** MATERIAL FOR THIS TASK follows **

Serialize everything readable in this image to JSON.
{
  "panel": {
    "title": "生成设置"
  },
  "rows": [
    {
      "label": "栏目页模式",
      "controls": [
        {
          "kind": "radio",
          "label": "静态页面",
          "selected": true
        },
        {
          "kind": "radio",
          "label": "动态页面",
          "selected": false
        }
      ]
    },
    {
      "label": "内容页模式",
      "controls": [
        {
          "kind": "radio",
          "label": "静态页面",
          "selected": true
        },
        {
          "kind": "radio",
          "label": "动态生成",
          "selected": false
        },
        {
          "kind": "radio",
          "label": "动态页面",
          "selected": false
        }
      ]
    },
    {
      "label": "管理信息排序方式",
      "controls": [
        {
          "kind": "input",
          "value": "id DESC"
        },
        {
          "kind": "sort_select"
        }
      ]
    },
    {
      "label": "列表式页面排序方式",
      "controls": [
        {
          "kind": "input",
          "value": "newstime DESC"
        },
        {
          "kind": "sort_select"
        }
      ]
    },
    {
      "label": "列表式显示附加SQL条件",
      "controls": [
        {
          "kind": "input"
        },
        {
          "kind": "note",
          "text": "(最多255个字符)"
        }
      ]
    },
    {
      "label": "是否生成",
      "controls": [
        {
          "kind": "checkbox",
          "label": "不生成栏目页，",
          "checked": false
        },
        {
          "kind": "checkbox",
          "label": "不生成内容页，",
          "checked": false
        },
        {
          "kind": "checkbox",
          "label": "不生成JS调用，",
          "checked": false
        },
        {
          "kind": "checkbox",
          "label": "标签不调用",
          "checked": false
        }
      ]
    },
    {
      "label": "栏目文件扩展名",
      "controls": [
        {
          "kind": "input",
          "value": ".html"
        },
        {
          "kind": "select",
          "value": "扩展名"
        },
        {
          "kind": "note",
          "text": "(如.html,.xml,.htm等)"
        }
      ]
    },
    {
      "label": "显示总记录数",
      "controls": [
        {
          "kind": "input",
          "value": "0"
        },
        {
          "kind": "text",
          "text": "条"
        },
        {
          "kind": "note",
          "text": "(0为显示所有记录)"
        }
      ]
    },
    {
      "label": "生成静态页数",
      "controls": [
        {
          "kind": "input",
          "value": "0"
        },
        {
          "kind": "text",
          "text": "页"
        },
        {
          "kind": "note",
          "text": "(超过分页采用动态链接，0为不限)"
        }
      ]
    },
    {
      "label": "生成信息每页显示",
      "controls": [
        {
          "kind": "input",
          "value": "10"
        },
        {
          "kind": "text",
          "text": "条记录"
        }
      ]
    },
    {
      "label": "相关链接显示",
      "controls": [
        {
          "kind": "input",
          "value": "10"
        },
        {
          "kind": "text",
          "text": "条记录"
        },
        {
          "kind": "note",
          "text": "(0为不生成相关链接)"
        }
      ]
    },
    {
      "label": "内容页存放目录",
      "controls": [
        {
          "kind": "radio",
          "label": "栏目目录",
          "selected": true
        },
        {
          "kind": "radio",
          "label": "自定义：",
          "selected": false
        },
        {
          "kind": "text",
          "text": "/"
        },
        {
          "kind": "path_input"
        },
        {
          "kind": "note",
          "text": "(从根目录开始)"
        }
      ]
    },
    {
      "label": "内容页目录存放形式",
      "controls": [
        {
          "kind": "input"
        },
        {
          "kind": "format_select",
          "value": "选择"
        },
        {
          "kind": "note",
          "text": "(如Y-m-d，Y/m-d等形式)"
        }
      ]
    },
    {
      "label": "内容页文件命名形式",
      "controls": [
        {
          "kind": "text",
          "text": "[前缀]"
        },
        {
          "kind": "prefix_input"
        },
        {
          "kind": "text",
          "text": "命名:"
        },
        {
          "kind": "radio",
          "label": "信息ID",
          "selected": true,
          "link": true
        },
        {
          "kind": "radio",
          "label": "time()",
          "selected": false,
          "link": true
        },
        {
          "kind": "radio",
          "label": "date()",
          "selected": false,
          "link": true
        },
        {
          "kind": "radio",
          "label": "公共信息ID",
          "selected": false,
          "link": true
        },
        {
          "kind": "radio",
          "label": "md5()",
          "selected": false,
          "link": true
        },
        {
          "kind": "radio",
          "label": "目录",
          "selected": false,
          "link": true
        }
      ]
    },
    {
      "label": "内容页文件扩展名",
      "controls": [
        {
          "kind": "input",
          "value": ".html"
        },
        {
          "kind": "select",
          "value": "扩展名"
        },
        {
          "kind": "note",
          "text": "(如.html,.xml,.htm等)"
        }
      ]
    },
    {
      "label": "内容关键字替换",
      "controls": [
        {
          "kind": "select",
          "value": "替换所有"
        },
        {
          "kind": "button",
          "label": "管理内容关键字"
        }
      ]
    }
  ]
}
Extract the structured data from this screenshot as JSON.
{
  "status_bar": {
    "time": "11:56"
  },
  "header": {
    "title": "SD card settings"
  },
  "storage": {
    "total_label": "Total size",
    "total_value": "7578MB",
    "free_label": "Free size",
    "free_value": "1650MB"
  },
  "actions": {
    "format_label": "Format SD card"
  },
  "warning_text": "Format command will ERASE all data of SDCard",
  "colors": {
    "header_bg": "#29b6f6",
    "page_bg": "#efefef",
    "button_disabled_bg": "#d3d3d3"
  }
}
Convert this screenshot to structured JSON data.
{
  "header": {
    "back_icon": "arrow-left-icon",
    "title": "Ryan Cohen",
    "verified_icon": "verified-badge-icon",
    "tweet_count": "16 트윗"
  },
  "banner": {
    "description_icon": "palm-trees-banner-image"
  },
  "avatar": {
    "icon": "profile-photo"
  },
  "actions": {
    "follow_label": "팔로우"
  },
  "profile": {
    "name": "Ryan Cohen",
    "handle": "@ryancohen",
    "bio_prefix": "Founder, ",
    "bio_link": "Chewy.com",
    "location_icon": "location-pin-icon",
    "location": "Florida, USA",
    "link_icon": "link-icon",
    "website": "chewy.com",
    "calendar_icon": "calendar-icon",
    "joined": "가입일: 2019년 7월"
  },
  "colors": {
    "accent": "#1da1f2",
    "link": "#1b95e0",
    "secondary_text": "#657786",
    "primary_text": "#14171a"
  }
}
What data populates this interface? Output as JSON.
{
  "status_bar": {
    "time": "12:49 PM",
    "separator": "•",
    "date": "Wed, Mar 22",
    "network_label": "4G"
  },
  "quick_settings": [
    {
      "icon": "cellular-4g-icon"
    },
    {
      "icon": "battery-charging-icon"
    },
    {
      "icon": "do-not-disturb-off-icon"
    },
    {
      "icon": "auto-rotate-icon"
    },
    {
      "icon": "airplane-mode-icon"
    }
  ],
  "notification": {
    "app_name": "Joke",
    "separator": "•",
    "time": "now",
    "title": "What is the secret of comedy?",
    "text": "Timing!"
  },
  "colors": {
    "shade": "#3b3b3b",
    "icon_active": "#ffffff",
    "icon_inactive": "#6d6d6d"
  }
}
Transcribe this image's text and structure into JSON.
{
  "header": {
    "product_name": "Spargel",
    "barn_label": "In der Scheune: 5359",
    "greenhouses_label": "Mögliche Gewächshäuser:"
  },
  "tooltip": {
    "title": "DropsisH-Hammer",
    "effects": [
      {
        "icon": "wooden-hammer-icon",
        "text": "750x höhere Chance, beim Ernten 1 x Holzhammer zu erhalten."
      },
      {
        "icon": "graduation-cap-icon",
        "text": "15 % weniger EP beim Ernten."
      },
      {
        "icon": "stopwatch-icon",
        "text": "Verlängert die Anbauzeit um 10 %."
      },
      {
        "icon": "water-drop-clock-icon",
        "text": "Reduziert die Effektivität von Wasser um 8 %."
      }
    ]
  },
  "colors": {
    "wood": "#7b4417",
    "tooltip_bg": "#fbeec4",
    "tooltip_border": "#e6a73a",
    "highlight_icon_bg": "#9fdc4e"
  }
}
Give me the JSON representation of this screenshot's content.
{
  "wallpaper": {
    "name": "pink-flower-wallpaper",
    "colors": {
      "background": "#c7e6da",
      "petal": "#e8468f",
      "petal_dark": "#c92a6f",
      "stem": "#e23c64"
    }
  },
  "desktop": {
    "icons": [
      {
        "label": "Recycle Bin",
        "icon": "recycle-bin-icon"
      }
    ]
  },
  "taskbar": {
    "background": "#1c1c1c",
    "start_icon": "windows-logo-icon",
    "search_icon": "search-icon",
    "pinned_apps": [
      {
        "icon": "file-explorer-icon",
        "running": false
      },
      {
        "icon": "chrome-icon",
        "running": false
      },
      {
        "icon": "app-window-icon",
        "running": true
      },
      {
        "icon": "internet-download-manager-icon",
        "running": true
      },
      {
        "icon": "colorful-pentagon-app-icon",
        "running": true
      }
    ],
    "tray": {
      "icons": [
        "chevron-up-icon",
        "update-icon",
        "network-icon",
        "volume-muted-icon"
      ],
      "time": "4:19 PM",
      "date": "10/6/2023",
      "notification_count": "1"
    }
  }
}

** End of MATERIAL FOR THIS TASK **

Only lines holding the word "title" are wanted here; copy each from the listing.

    "title": "生成设置"
    "title": "SD card settings"
    "title": "Ryan Cohen",
    "title": "What is the secret of comedy?",
    "title": "DropsisH-Hammer",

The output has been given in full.